Before leaving Egypt, Moses asks the Pharaoh to let the Jews go, and each time the Pharaoh replies with a “no.” God sends a plague to his country. God sent a total of ten plagues (the last one being the death of the firstborn sons), and the Jews all marked their doors with lamb blood so that the angel of death wouldn’t hurt their children. This is where the name Passover or “Pesach” comes from. In the end, the Israelites were freed from slavery and made it to the Promised Land after 40 years of wandering in the desert.
The story of Pesach is recited in the Haggadah, and those who observe the holiday will read the Haggadah when retelling the story.
Generally, retelling the story of Exodus and mentioning the ten plagues are all key fixtures in a Haggadah, which has several versions, all of them retelling the story fitted with political, religious-, and age-specific needs.
About the Term “Seder”
The word “seder” comes from Hebrew, translating to “order.” In the context of Pesach, it means the rituals, the storytelling, the singing, and eating the Passover food on the first (and sometimes the second night) of the observance.
In other words, the seder may be considered a religious service in which the family eats, sings, drinks wine, eats Passover foods, talks about current social justice problems, and tells stories from the Haggadah.
Passover Foods and Key Passover Symbols
When looking at a Passover table, you may see a particular plate that contains a tiny amount of specific foods.
In Jewish culture, this is called the seder plate, and each food item on the plate represents a specific Passover aspect.
Roasted shank bone represents the Pescah sacrifice; an egg is the symbol of spring and the circle of life, a haroset symbolizes the mortar used by the Jews; karpas also symbolize spring, while bitter herbs stand for Jewish slavery.

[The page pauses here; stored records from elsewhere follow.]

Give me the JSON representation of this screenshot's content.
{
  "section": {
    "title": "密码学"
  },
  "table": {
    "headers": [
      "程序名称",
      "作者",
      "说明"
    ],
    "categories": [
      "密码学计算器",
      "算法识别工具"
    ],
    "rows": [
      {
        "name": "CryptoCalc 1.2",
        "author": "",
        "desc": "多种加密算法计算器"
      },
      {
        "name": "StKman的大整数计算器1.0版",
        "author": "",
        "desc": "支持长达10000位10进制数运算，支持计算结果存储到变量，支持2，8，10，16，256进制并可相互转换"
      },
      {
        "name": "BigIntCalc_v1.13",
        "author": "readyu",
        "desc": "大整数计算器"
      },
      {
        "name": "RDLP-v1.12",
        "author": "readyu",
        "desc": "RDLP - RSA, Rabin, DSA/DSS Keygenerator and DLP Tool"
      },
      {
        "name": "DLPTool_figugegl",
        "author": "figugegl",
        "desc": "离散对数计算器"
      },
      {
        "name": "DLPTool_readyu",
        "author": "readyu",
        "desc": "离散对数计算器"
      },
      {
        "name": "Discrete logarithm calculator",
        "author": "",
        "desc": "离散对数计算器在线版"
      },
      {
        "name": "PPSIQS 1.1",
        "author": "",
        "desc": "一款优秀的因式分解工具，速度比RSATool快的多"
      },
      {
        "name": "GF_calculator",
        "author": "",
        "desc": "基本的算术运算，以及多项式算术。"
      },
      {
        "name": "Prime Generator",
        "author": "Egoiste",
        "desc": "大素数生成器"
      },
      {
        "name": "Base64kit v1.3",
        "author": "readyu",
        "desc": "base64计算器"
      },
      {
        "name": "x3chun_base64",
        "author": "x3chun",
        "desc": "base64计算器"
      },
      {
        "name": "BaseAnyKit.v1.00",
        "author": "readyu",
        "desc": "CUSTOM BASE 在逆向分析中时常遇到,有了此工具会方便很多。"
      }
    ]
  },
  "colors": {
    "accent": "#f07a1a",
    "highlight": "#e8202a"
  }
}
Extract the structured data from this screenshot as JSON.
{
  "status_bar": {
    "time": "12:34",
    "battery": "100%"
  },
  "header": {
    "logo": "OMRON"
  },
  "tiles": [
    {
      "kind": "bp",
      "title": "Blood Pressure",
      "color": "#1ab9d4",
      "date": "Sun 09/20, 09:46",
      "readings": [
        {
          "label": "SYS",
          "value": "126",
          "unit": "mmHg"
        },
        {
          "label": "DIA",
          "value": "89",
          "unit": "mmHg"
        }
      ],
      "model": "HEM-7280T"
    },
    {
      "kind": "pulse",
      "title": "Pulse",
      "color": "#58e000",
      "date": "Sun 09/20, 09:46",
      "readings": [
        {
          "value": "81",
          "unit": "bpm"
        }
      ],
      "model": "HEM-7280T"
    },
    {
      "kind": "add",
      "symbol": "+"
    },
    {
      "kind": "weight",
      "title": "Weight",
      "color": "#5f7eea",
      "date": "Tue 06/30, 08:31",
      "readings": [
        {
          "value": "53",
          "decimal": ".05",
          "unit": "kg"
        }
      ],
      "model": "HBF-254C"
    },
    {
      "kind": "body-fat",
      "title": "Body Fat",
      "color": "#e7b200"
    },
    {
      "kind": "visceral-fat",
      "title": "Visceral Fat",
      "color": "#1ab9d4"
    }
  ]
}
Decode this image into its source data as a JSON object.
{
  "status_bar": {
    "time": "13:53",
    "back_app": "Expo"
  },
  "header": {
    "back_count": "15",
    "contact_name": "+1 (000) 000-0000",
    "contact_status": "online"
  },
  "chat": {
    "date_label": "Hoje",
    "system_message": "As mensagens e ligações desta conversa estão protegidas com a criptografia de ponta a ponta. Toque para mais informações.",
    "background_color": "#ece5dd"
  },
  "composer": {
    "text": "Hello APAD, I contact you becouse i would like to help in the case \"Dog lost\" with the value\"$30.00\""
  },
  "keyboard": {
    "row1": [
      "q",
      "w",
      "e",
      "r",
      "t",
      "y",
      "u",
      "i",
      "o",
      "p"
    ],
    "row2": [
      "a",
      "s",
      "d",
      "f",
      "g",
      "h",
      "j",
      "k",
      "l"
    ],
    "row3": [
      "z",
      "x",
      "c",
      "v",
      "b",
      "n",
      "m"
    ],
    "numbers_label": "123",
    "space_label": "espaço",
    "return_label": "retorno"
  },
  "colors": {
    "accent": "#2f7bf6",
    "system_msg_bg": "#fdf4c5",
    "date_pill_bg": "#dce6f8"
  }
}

Three cracker-like pieces of matzah (unleavened bread) are also placed on the seder table. These represent the bread that the leaving Israelites took with them while fleeing Egypt. There’s also salt water which represents the enslaved people’s tears. Kiddish cups are placed around the table, and holiday observers are supposed to drink at least four wine cups during the Passover seder.
Often, there are two extra cups at the table. One is for the Prophet Elijah, with wine, and the other with water for Miriam, Mose’s sister.
If you are new to Jewish culture and traditions, it can be overwhelming to keep all of this in mind. As a matter of fact, the main purpose of Passover is to retell the story of the end of Jewish slavery in Egypt and finding the Promised Land. The Haggadah typically does a great job explaining all the holiday’s key aspects and main symbols. Also, there is a section in the seder (the four questions) where the youngest sitting at the table asks about the different Passover symbols, and the elders are supposed to explain them.
On that note, Passover is all about learning about Jewish culture and about how the Jewish got freed from slavery.
When discussing traditional Passover foods, the menu mostly depends on the family tradition. Usually, there will be matzo ball soup, beef brisket, gefilte fish, chicken, and potatoes.
The Importance of Unleavened Bread
Those who observe Passover will refrain from eating leavened foods that are made of grain or “chametz.” This means that there won’t be any bread, pasta, cookies, or cereal during a seder. Furthermore, traditional Jewish families may even clean their entire home from any grain foods.
So, why is unleavened bread so important? After the tenth plague, when the Pharaoh finally agreed to free the Israelites, they wanted to leave Egypt so swiftly that they wouldn’t even wait till their bread rose and instead bought unleavened bread with them. Instead of eating leavened bread, during Passover, bread-like foods are made with matzoh meal, eggs, and fat to remain kosher for the holiday.
Learning About Rich Jewish Tradition
Passover is only one important Jewish holiday. If you want to immerse yourself in the rich history of the Jewish faith, you are free to explore the rest of our blog section, or you can reach out to Dr. Krinsky for more assistance on any topic or Mohel services.